Data records for software interfaces:
***

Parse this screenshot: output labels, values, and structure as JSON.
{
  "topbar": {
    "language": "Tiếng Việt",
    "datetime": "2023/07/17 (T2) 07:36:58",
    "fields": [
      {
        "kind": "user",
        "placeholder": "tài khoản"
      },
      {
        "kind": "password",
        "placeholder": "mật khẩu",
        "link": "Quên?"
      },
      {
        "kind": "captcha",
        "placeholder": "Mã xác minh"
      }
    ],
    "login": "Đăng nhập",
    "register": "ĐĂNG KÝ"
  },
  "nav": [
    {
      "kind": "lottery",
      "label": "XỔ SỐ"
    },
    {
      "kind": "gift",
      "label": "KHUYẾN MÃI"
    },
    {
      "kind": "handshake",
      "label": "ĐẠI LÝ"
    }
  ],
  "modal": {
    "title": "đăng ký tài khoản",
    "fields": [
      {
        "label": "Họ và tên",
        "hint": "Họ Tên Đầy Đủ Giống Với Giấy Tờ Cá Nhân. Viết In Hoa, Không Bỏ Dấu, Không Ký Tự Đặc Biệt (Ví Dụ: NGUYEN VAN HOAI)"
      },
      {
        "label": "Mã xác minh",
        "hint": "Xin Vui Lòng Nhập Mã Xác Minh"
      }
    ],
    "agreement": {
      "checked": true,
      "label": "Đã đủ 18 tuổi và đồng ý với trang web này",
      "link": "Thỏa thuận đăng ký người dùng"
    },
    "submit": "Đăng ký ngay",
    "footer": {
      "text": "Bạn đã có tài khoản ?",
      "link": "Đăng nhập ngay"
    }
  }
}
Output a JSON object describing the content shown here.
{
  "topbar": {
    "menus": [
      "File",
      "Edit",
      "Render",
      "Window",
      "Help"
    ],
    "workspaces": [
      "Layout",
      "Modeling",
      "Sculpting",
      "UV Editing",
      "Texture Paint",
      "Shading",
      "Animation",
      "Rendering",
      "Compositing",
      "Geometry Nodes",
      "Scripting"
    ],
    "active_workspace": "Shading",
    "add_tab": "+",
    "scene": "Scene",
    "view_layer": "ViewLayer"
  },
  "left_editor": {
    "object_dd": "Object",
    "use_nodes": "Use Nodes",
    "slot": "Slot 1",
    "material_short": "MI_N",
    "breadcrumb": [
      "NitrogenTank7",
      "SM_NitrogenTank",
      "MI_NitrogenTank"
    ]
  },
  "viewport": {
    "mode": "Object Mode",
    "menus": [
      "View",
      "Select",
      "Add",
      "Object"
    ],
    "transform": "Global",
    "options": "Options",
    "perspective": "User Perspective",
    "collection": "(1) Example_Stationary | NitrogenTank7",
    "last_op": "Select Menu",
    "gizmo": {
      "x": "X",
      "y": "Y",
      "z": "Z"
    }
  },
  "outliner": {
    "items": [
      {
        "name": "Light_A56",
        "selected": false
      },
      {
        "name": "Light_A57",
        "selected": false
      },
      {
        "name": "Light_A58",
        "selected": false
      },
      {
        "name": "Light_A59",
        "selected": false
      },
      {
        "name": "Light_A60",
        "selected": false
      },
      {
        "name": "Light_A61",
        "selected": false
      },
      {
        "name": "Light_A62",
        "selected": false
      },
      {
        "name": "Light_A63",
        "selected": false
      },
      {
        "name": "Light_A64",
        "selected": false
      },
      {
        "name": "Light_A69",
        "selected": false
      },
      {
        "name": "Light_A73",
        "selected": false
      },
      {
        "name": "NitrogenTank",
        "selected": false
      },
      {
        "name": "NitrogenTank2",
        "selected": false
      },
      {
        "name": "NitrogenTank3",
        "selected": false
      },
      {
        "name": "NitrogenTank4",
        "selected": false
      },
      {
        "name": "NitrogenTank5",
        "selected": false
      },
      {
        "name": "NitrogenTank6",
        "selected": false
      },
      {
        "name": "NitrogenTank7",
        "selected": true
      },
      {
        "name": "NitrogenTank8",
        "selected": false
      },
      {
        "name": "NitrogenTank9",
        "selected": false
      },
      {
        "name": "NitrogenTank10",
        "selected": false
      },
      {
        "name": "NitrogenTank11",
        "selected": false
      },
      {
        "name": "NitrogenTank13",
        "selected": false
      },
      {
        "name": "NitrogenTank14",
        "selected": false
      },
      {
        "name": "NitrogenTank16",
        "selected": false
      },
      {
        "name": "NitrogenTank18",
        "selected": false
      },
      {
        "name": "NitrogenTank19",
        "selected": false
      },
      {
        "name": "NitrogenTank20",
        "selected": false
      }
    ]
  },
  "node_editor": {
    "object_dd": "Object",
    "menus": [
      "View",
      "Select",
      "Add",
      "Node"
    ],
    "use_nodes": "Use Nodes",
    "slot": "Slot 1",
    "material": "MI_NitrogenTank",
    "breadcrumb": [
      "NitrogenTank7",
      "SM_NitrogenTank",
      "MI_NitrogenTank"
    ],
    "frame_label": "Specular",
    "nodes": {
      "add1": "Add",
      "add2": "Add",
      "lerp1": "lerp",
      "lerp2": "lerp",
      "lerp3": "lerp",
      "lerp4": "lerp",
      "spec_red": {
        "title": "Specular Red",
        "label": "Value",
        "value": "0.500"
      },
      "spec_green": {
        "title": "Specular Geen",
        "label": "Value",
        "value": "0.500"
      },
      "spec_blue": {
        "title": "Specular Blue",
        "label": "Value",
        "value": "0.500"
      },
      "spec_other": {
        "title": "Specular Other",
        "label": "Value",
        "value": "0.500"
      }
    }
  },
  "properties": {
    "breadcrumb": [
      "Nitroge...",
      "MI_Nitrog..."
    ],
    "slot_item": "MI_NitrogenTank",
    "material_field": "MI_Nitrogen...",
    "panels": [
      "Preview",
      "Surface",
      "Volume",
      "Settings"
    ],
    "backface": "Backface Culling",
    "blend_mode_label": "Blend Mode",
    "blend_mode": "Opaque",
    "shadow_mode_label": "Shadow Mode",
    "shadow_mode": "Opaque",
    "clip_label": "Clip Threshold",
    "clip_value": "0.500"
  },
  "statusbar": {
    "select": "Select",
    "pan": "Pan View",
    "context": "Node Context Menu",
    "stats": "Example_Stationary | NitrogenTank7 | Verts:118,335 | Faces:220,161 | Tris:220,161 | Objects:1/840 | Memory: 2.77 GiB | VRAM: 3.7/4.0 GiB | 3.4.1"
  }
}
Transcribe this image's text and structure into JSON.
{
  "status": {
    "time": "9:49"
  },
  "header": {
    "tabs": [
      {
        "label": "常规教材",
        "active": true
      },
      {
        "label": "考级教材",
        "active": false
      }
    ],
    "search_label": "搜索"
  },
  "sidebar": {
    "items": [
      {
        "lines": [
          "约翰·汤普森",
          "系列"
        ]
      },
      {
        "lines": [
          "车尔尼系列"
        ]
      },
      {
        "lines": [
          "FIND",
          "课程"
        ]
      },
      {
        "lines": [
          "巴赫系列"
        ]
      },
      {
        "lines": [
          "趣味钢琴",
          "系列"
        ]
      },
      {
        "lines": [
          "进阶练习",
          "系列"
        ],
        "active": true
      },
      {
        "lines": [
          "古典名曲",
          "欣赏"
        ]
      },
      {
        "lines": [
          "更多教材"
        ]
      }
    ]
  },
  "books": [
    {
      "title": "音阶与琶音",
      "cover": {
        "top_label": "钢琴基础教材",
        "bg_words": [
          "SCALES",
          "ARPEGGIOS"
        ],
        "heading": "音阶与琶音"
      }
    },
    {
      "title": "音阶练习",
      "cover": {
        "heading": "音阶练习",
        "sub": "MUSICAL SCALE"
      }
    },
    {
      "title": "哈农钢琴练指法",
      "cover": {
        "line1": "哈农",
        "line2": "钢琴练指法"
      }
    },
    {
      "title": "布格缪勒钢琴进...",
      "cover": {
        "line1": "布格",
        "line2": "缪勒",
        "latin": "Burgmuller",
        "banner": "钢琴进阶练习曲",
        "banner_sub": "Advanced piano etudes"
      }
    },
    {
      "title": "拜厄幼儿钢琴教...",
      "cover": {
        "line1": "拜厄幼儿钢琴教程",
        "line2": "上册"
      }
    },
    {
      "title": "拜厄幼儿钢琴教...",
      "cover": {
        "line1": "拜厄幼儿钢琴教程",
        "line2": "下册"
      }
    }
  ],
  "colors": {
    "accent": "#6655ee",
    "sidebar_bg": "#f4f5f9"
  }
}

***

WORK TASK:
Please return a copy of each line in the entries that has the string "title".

SOLUTION:
    "title": "đăng ký tài khoản",
        "title": "Specular Red",
        "title": "Specular Geen",
        "title": "Specular Blue",
        "title": "Specular Other",
      "title": "音阶与琶音",
      "title": "音阶练习",
      "title": "哈农钢琴练指法",
      "title": "布格缪勒钢琴进...",
      "title": "拜厄幼儿钢琴教...",
      "title": "拜厄幼儿钢琴教...",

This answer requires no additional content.